* **WHAT THE EXERCISE ASKS**
Take each line in the entries below that holds "column" and show it.

* **THE DATA**
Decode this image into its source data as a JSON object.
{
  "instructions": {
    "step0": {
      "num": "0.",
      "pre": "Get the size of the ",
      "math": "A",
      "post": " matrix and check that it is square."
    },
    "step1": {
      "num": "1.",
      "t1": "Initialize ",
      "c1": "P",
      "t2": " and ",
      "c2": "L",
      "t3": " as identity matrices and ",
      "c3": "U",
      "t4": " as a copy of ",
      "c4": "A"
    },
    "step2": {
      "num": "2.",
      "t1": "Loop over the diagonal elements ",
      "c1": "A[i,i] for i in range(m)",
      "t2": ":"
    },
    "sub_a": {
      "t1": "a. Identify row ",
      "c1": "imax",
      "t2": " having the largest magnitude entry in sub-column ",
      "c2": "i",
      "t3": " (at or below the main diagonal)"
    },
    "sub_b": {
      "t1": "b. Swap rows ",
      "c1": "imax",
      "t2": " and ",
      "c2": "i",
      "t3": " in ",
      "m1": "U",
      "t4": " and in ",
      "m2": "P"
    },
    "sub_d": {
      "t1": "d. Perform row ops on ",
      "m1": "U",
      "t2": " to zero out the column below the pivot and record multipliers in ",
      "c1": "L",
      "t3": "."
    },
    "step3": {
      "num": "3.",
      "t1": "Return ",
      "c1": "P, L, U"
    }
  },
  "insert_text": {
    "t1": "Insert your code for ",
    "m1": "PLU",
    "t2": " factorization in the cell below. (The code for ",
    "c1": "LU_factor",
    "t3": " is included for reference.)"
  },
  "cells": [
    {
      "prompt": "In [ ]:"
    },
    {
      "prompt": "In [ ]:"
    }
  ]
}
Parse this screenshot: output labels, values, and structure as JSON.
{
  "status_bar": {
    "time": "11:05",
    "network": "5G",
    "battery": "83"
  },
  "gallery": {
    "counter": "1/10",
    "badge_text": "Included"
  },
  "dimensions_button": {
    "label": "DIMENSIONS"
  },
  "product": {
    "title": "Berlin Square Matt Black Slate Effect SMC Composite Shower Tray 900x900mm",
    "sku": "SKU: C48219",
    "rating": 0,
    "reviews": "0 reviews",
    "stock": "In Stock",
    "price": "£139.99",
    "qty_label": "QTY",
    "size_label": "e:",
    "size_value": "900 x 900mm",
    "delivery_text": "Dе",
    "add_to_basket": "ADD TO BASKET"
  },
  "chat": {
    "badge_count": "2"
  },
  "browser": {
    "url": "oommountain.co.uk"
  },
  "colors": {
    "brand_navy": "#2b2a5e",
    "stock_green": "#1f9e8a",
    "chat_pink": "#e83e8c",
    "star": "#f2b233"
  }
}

* **OUTPUT BELOW**
      "t2": " having the largest magnitude entry in sub-column ",
      "t2": " to zero out the column below the pivot and record multipliers in ",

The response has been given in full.